Write out each record below exactly, without pictures.

»»

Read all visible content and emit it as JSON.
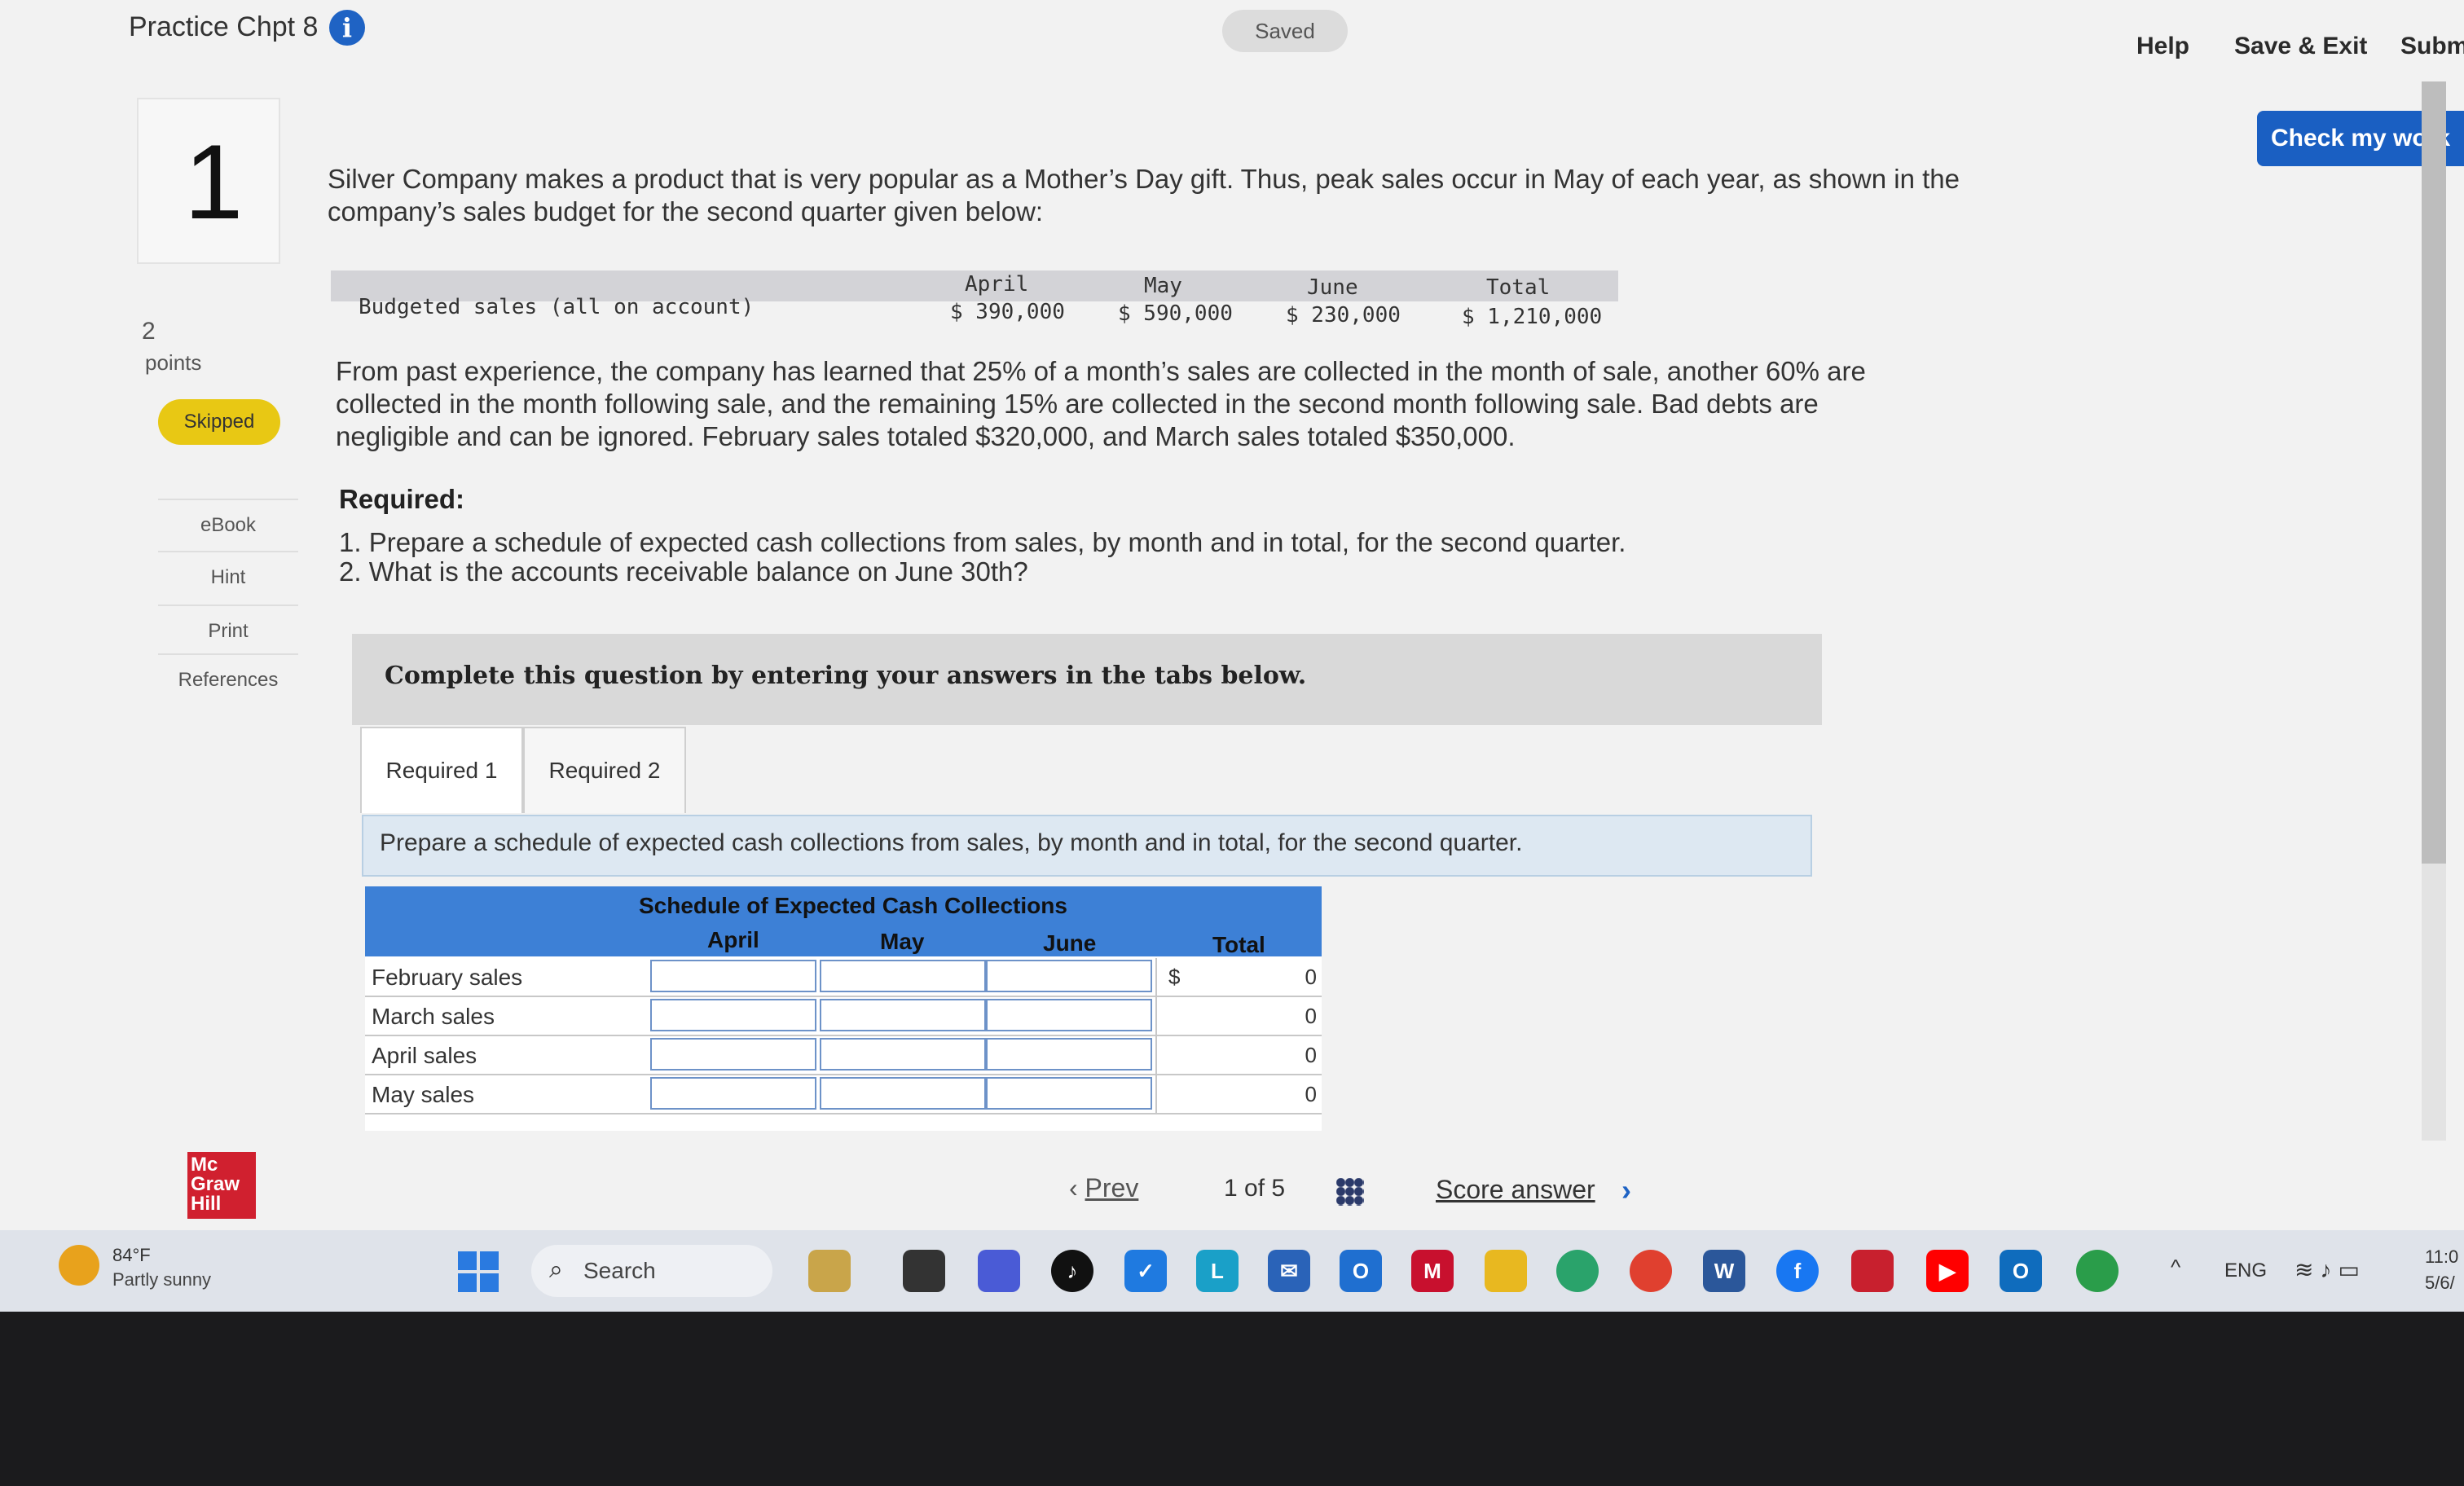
{
  "header": {
    "title": "Practice Chpt 8",
    "saved_label": "Saved",
    "help_label": "Help",
    "save_exit_label": "Save & Exit",
    "submit_label": "Subm",
    "check_work_label": "Check my work"
  },
  "question": {
    "number": "1",
    "points_value": "2",
    "points_label": "points",
    "status_badge": "Skipped",
    "tools": [
      "eBook",
      "Hint",
      "Print",
      "References"
    ],
    "intro": "Silver Company makes a product that is very popular as a Mother’s Day gift. Thus, peak sales occur in May of each year, as shown in the company’s sales budget for the second quarter given below:",
    "sales_budget": {
      "row_label": "Budgeted sales (all on account)",
      "months": [
        "April",
        "May",
        "June",
        "Total"
      ],
      "values": [
        "$ 390,000",
        "$ 590,000",
        "$ 230,000",
        "$ 1,210,000"
      ]
    },
    "experience": "From past experience, the company has learned that 25% of a month’s sales are collected in the month of sale, another 60% are collected in the month following sale, and the remaining 15% are collected in the second month following sale. Bad debts are negligible and can be ignored. February sales totaled $320,000, and March sales totaled $350,000.",
    "required_heading": "Required:",
    "required_1": "1. Prepare a schedule of expected cash collections from sales, by month and in total, for the second quarter.",
    "required_2": "2. What is the accounts receivable balance on June 30th?"
  },
  "instructions": "Complete this question by entering your answers in the tabs below.",
  "tabs": [
    {
      "label": "Required 1",
      "active": true
    },
    {
      "label": "Required 2",
      "active": false
    }
  ],
  "tab_prompt": "Prepare a schedule of expected cash collections from sales, by month and in total, for the second quarter.",
  "schedule": {
    "title": "Schedule of Expected Cash Collections",
    "columns": [
      "April",
      "May",
      "June",
      "Total"
    ],
    "rows": [
      {
        "label": "February sales",
        "april": "",
        "may": "",
        "june": "",
        "total_prefix": "$",
        "total": "0"
      },
      {
        "label": "March sales",
        "april": "",
        "may": "",
        "june": "",
        "total_prefix": "",
        "total": "0"
      },
      {
        "label": "April sales",
        "april": "",
        "may": "",
        "june": "",
        "total_prefix": "",
        "total": "0"
      },
      {
        "label": "May sales",
        "april": "",
        "may": "",
        "june": "",
        "total_prefix": "",
        "total": "0"
      }
    ]
  },
  "footer": {
    "prev_label": "Prev",
    "page_current": "1",
    "page_of": "of",
    "page_total": "5",
    "score_label": "Score answer",
    "logo_text": "Mc Graw Hill"
  },
  "taskbar": {
    "weather_temp": "84°F",
    "weather_desc": "Partly sunny",
    "search_label": "Search",
    "language": "ENG",
    "time": "11:0",
    "date": "5/6/"
  },
  "colors": {
    "accent_blue": "#1a5fc2",
    "table_header_blue": "#3d80d6",
    "skipped_yellow": "#e8c814",
    "logo_red": "#d0202f"
  }
}
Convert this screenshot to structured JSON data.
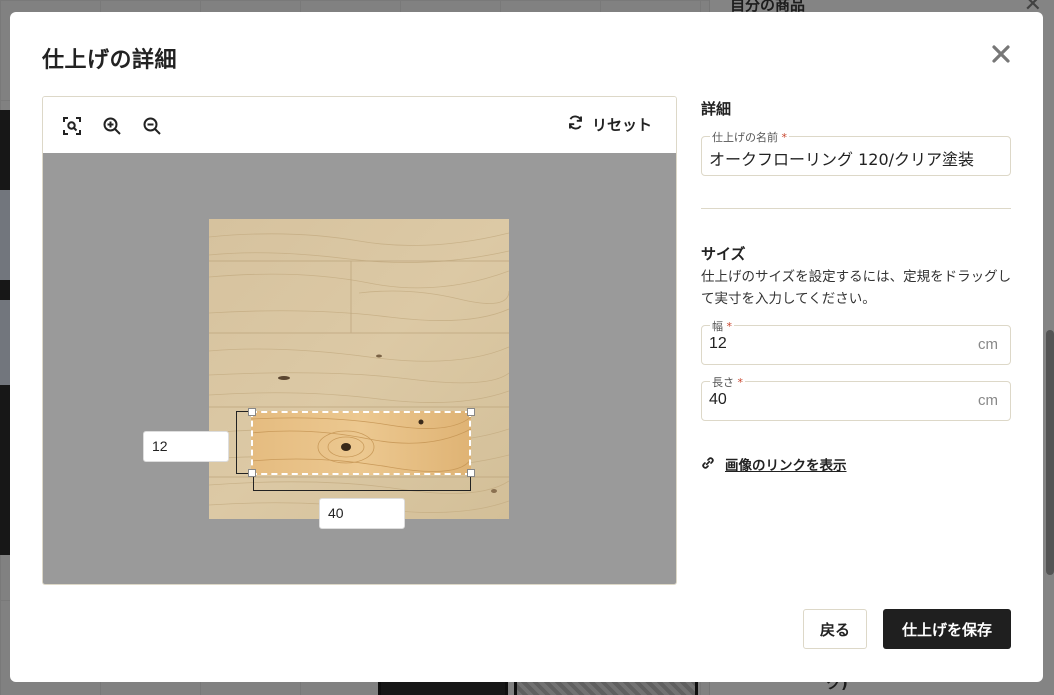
{
  "background": {
    "panel_title": "自分の商品",
    "fragment_text": "ク)"
  },
  "modal": {
    "title": "仕上げの詳細",
    "close_icon": "close-icon"
  },
  "editor": {
    "tools": [
      "fit-to-screen-icon",
      "zoom-in-icon",
      "zoom-out-icon"
    ],
    "reset_label": "リセット",
    "width_value": "12",
    "length_value": "40"
  },
  "details": {
    "heading": "詳細",
    "name_label": "仕上げの名前",
    "name_required": "*",
    "name_value": "オークフローリング 120/クリア塗装"
  },
  "size": {
    "heading": "サイズ",
    "help_text": "仕上げのサイズを設定するには、定規をドラッグして実寸を入力してください。",
    "width_label": "幅",
    "width_required": "*",
    "width_value": "12",
    "width_unit": "cm",
    "length_label": "長さ",
    "length_required": "*",
    "length_value": "40",
    "length_unit": "cm"
  },
  "link": {
    "icon": "link-icon",
    "label": "画像のリンクを表示"
  },
  "buttons": {
    "back_label": "戻る",
    "save_label": "仕上げを保存"
  },
  "colors": {
    "primary_button": "#1f1f1f",
    "required_marker": "#c8452d",
    "canvas_bg": "#9a9a9a",
    "border": "#ddd8c8"
  }
}
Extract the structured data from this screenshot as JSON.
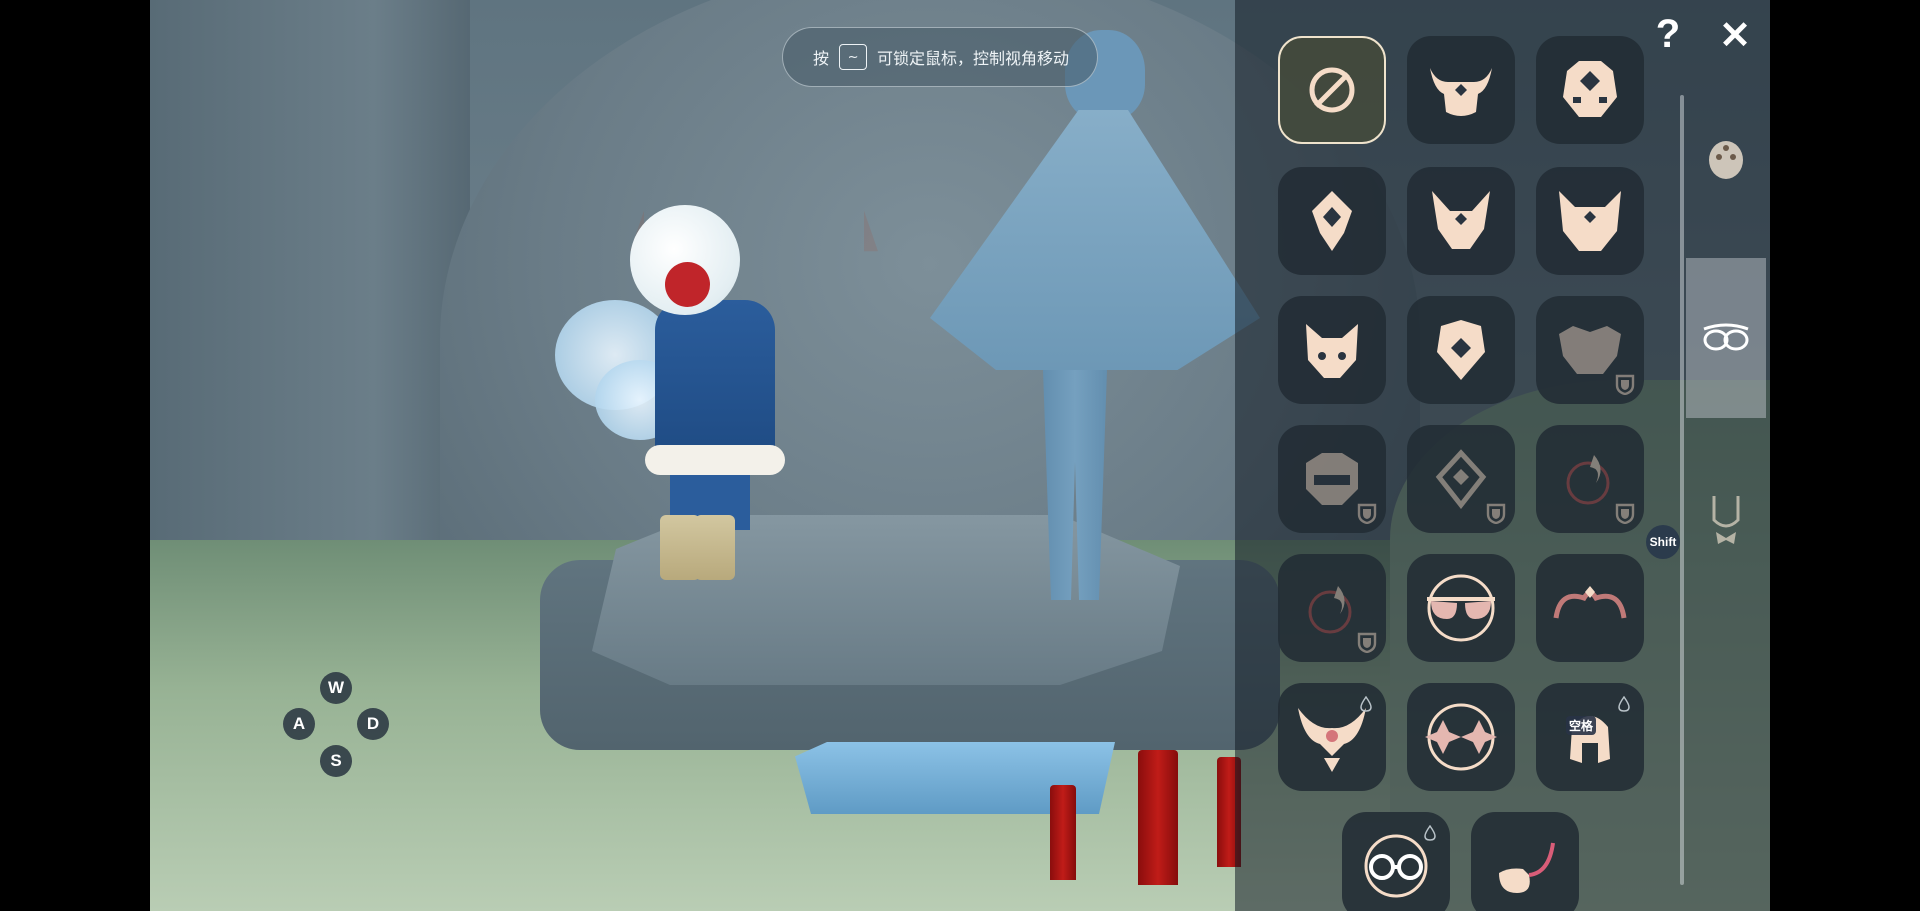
{
  "hud": {
    "hint_prefix": "按",
    "hint_key": "~",
    "hint_text": "可锁定鼠标，控制视角移动"
  },
  "controls": {
    "w": "W",
    "a": "A",
    "s": "S",
    "d": "D",
    "shift": "Shift"
  },
  "panel": {
    "help_label": "?",
    "close_label": "✕",
    "empty_slot_symbol": "∅",
    "swap_badge": "空格",
    "accent_color": "#f5dcc8",
    "slots": [
      {
        "icon": "none-icon",
        "state": "selected"
      },
      {
        "icon": "horned-mask-icon",
        "state": "owned"
      },
      {
        "icon": "diamond-mask-icon",
        "state": "owned"
      },
      {
        "icon": "gem-mask-icon",
        "state": "owned"
      },
      {
        "icon": "fox-mask-icon",
        "state": "owned"
      },
      {
        "icon": "oni-mask-icon",
        "state": "owned"
      },
      {
        "icon": "cat-mask-icon",
        "state": "owned"
      },
      {
        "icon": "shield-mask-icon",
        "state": "owned"
      },
      {
        "icon": "crown-mask-icon",
        "state": "locked"
      },
      {
        "icon": "visor-mask-icon",
        "state": "locked"
      },
      {
        "icon": "diamond-outline-mask-icon",
        "state": "locked"
      },
      {
        "icon": "flame-mask-icon",
        "state": "locked"
      },
      {
        "icon": "flame-mask-2-icon",
        "state": "locked"
      },
      {
        "icon": "sunglasses-icon",
        "state": "owned"
      },
      {
        "icon": "swirl-mask-icon",
        "state": "owned"
      },
      {
        "icon": "winged-mask-icon",
        "state": "owned"
      },
      {
        "icon": "star-glasses-icon",
        "state": "owned"
      },
      {
        "icon": "swap-mask-icon",
        "state": "owned"
      },
      {
        "icon": "round-glasses-icon",
        "state": "owned"
      },
      {
        "icon": "pipe-icon",
        "state": "owned"
      }
    ],
    "categories": [
      {
        "icon": "face-icon",
        "active": false
      },
      {
        "icon": "glasses-category-icon",
        "active": true
      },
      {
        "icon": "necklace-icon",
        "active": false
      }
    ]
  }
}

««

• RESULT OF THE EXERCISE
Read all visible content and emit it as JSON.
{
  "header": {
    "title": "Practice Chpt 8",
    "saved_label": "Saved",
    "help_label": "Help",
    "save_exit_label": "Save & Exit",
    "submit_label": "Subm",
    "check_work_label": "Check my work"
  },
  "question": {
    "number": "1",
    "points_value": "2",
    "points_label": "points",
    "status_badge": "Skipped",
    "tools": [
      "eBook",
      "Hint",
      "Print",
      "References"
    ],
    "intro": "Silver Company makes a product that is very popular as a Mother’s Day gift. Thus, peak sales occur in May of each year, as shown in the company’s sales budget for the second quarter given below:",
    "sales_budget": {
      "row_label": "Budgeted sales (all on account)",
      "months": [
        "April",
        "May",
        "June",
        "Total"
      ],
      "values": [
        "$ 390,000",
        "$ 590,000",
        "$ 230,000",
        "$ 1,210,000"
      ]
    },
    "experience": "From past experience, the company has learned that 25% of a month’s sales are collected in the month of sale, another 60% are collected in the month following sale, and the remaining 15% are collected in the second month following sale. Bad debts are negligible and can be ignored. February sales totaled $320,000, and March sales totaled $350,000.",
    "required_heading": "Required:",
    "required_1": "1. Prepare a schedule of expected cash collections from sales, by month and in total, for the second quarter.",
    "required_2": "2. What is the accounts receivable balance on June 30th?"
  },
  "instructions": "Complete this question by entering your answers in the tabs below.",
  "tabs": [
    {
      "label": "Required 1",
      "active": true
    },
    {
      "label": "Required 2",
      "active": false
    }
  ],
  "tab_prompt": "Prepare a schedule of expected cash collections from sales, by month and in total, for the second quarter.",
  "schedule": {
    "title": "Schedule of Expected Cash Collections",
    "columns": [
      "April",
      "May",
      "June",
      "Total"
    ],
    "rows": [
      {
        "label": "February sales",
        "april": "",
        "may": "",
        "june": "",
        "total_prefix": "$",
        "total": "0"
      },
      {
        "label": "March sales",
        "april": "",
        "may": "",
        "june": "",
        "total_prefix": "",
        "total": "0"
      },
      {
        "label": "April sales",
        "april": "",
        "may": "",
        "june": "",
        "total_prefix": "",
        "total": "0"
      },
      {
        "label": "May sales",
        "april": "",
        "may": "",
        "june": "",
        "total_prefix": "",
        "total": "0"
      }
    ]
  },
  "footer": {
    "prev_label": "Prev",
    "page_current": "1",
    "page_of": "of",
    "page_total": "5",
    "score_label": "Score answer",
    "logo_text": "Mc Graw Hill"
  },
  "taskbar": {
    "weather_temp": "84°F",
    "weather_desc": "Partly sunny",
    "search_label": "Search",
    "language": "ENG",
    "time": "11:0",
    "date": "5/6/"
  },
  "colors": {
    "accent_blue": "#1a5fc2",
    "table_header_blue": "#3d80d6",
    "skipped_yellow": "#e8c814",
    "logo_red": "#d0202f"
  }
}
Convert this screenshot to structured JSON data.
{
  "background": {
    "panel_title": "自分の商品",
    "fragment_text": "ク)"
  },
  "modal": {
    "title": "仕上げの詳細",
    "close_icon": "close-icon"
  },
  "editor": {
    "tools": [
      "fit-to-screen-icon",
      "zoom-in-icon",
      "zoom-out-icon"
    ],
    "reset_label": "リセット",
    "width_value": "12",
    "length_value": "40"
  },
  "details": {
    "heading": "詳細",
    "name_label": "仕上げの名前",
    "name_required": "*",
    "name_value": "オークフローリング 120/クリア塗装"
  },
  "size": {
    "heading": "サイズ",
    "help_text": "仕上げのサイズを設定するには、定規をドラッグして実寸を入力してください。",
    "width_label": "幅",
    "width_required": "*",
    "width_value": "12",
    "width_unit": "cm",
    "length_label": "長さ",
    "length_required": "*",
    "length_value": "40",
    "length_unit": "cm"
  },
  "link": {
    "icon": "link-icon",
    "label": "画像のリンクを表示"
  },
  "buttons": {
    "back_label": "戻る",
    "save_label": "仕上げを保存"
  },
  "colors": {
    "primary_button": "#1f1f1f",
    "required_marker": "#c8452d",
    "canvas_bg": "#9a9a9a",
    "border": "#ddd8c8"
  }
}
Extract the structured data from this screenshot as JSON.
{
  "hud": {
    "hint_prefix": "按",
    "hint_key": "~",
    "hint_text": "可锁定鼠标，控制视角移动"
  },
  "controls": {
    "w": "W",
    "a": "A",
    "s": "S",
    "d": "D",
    "shift": "Shift"
  },
  "panel": {
    "help_label": "?",
    "close_label": "✕",
    "empty_slot_symbol": "∅",
    "swap_badge": "空格",
    "accent_color": "#f5dcc8",
    "slots": [
      {
        "icon": "none-icon",
        "state": "selected"
      },
      {
        "icon": "horned-mask-icon",
        "state": "owned"
      },
      {
        "icon": "diamond-mask-icon",
        "state": "owned"
      },
      {
        "icon": "gem-mask-icon",
        "state": "owned"
      },
      {
        "icon": "fox-mask-icon",
        "state": "owned"
      },
      {
        "icon": "oni-mask-icon",
        "state": "owned"
      },
      {
        "icon": "cat-mask-icon",
        "state": "owned"
      },
      {
        "icon": "shield-mask-icon",
        "state": "owned"
      },
      {
        "icon": "crown-mask-icon",
        "state": "locked"
      },
      {
        "icon": "visor-mask-icon",
        "state": "locked"
      },
      {
        "icon": "diamond-outline-mask-icon",
        "state": "locked"
      },
      {
        "icon": "flame-mask-icon",
        "state": "locked"
      },
      {
        "icon": "flame-mask-2-icon",
        "state": "locked"
      },
      {
        "icon": "sunglasses-icon",
        "state": "owned"
      },
      {
        "icon": "swirl-mask-icon",
        "state": "owned"
      },
      {
        "icon": "winged-mask-icon",
        "state": "owned"
      },
      {
        "icon": "star-glasses-icon",
        "state": "owned"
      },
      {
        "icon": "swap-mask-icon",
        "state": "owned"
      },
      {
        "icon": "round-glasses-icon",
        "state": "owned"
      },
      {
        "icon": "pipe-icon",
        "state": "owned"
      }
    ],
    "categories": [
      {
        "icon": "face-icon",
        "active": false
      },
      {
        "icon": "glasses-category-icon",
        "active": true
      },
      {
        "icon": "necklace-icon",
        "active": false
      }
    ]
  }
}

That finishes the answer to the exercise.